SES Medal Symposium in honor of D.J. Steigmann

Tue 4:20 - 5:40

MacMillan 115

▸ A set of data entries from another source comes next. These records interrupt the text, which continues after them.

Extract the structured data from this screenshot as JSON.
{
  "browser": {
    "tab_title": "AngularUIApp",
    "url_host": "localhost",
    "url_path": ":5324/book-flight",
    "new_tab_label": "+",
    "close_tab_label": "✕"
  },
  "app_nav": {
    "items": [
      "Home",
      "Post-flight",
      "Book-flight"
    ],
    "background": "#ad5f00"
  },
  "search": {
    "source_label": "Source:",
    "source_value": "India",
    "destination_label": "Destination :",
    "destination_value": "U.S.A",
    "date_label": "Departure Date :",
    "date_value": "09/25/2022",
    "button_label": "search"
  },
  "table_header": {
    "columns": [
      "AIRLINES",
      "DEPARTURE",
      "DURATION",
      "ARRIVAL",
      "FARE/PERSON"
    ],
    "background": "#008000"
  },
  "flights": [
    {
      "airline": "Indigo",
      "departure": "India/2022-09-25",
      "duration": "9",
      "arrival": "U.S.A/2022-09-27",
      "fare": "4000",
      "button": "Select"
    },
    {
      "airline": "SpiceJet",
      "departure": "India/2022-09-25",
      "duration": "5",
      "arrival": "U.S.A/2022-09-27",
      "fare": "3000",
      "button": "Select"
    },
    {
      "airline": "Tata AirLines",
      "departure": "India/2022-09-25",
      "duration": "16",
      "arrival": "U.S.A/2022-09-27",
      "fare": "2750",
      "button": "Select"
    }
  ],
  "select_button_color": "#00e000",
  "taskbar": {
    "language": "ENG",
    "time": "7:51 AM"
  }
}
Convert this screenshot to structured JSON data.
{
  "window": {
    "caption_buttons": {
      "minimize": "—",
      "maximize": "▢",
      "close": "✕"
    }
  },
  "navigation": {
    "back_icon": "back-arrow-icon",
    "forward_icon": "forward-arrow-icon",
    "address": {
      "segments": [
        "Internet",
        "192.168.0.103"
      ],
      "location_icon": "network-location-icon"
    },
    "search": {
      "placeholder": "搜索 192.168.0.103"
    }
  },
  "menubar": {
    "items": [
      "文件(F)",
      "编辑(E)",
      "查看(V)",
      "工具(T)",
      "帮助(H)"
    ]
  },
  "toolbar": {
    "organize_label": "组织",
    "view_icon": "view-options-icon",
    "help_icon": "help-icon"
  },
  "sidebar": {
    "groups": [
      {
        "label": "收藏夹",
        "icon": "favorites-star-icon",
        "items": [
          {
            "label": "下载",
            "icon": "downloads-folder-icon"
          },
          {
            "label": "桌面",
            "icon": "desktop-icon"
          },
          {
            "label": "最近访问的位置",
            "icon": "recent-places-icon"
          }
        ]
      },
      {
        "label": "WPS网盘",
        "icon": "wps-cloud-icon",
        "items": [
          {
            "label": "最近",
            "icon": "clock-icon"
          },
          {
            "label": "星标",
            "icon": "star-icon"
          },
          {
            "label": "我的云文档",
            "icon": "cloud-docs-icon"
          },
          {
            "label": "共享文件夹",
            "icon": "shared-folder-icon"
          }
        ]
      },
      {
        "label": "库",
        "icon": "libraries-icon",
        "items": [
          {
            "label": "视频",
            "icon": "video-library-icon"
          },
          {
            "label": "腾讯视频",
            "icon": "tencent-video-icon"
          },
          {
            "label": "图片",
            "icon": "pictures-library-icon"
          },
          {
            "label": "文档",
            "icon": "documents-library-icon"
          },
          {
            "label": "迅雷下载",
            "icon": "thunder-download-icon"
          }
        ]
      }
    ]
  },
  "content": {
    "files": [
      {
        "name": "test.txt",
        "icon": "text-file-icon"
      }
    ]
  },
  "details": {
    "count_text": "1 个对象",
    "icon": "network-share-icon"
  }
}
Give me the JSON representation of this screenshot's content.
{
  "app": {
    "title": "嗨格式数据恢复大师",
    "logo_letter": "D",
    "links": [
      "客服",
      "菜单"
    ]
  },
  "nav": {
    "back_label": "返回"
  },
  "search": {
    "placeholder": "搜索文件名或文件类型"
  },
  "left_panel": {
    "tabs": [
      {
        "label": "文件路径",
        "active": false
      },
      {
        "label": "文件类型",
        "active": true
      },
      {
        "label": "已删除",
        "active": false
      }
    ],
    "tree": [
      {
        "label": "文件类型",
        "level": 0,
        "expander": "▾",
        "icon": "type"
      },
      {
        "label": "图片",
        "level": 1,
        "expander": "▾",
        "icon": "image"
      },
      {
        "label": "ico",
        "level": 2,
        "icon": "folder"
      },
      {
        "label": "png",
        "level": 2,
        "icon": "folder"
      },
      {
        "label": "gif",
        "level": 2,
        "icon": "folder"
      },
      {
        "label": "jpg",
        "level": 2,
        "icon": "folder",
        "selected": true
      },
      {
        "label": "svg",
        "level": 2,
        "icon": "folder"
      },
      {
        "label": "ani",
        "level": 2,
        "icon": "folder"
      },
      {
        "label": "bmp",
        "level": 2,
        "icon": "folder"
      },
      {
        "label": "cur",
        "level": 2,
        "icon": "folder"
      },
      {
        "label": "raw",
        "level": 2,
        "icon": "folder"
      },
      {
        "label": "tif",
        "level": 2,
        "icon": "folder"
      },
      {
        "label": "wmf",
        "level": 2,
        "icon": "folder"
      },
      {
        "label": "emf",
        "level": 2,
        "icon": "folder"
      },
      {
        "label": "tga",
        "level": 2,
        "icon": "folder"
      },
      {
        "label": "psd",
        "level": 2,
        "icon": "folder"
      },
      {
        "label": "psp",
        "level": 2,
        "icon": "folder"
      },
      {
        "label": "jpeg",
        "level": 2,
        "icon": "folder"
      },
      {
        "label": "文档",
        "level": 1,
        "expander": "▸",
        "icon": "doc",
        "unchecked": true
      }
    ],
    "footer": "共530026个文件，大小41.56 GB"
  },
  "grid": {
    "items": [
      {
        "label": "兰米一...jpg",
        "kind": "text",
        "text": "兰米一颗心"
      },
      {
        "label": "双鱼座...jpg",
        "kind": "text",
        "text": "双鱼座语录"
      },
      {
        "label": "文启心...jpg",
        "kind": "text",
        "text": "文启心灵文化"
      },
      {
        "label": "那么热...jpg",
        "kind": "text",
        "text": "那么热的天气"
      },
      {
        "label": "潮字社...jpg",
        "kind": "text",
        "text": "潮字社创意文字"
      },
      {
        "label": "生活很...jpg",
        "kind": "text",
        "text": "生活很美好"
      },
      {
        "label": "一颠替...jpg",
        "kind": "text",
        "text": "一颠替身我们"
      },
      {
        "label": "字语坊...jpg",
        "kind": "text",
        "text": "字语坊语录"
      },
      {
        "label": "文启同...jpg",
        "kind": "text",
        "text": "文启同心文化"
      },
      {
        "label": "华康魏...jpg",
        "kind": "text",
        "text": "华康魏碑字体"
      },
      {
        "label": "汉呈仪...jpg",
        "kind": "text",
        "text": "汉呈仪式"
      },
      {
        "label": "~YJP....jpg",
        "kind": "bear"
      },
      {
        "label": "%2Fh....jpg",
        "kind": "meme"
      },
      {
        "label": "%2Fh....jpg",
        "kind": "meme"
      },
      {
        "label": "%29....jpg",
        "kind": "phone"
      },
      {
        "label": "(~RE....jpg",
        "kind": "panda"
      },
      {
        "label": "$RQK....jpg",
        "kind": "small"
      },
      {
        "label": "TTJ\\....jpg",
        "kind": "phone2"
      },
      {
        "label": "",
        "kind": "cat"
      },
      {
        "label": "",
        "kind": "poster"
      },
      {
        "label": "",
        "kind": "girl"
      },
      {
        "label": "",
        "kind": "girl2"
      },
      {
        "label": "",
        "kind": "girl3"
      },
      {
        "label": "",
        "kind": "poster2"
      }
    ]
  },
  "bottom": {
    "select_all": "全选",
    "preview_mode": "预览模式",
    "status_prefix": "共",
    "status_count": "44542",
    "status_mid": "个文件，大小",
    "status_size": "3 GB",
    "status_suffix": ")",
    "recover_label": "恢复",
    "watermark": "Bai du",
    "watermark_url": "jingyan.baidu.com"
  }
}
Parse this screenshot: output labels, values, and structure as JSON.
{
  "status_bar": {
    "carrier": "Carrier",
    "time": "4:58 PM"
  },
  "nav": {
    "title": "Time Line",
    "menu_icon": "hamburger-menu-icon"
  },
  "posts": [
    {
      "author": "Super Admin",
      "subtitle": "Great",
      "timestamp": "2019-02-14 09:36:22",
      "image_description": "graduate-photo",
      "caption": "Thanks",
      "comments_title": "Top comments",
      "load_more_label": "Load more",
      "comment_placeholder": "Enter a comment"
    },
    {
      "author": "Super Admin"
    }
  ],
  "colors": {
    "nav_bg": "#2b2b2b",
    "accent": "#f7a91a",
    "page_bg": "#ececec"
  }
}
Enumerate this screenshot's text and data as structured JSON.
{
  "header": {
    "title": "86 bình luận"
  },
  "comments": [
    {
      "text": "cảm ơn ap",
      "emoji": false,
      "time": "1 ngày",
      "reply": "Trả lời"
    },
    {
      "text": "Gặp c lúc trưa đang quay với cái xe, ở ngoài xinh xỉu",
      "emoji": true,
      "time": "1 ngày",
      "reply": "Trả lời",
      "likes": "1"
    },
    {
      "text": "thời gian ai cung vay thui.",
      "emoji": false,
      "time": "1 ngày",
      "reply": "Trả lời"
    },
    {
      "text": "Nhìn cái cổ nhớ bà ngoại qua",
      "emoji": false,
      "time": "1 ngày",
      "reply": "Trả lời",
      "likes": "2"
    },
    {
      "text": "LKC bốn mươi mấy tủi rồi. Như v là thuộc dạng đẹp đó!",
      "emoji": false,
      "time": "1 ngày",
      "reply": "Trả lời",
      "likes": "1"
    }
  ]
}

This work concerns the behavior of two-phase periodic laminates composed of homogeneous, isotropic, and hyperelastic layers in equilibrium in the absence of body force and subjected to finite deformations on their boundaries. The effective behavior of the laminates is studied elsewhere in the literature ([1]) using the tangent second-order homogenization method. In the case of a laminate made of a penalty compressible Neo-Hookean material and subjected to pure shear deformation on its boundary, results of that study indicate that the rotation of the layers may lead to a reduction in the overall stiffness of the laminates and that this phenomenon may be related to a possible loss of strong ellipticity of the macroscopic behavior of the laminate. Here, the Asymptotic Homogenization Method (AHM) is employed to obtain similar results for a laminate made of a different type of compressible Neo-Hookean material and subjected to the same boundary conditions. Using the Finite Element Method (FEM), the rotation of the layers at the center of the laminate is calculated and compared to the corresponding rotation obtained via AHM. The rotation angles are very close to each other up to a critical shear deformation, after which, the angle obtained via FEM changes abruptly from the angle obtained via AHM, indicating a bifurcation-like behavior. In addition, results obtained from the asymptotic analysis indicate that layers, at the microscopic level, may soften, even though no softening occurs in homogeneous solids made of the layer materials and under the same boundary conditions. Reference: Lopez-Pamies, O., Ponte Castañeda, P. (2009). Mechanics of Materials 41:4, 364--374. Acknowledgements: Brazilian National Council for Scientific and Technological Development, CNPq, Procs. 504778/2009-9 and 314410/2009-0,and the Coordination for the Improvement of Higher Education Personnel (CAPES) are gratefully acknowledged.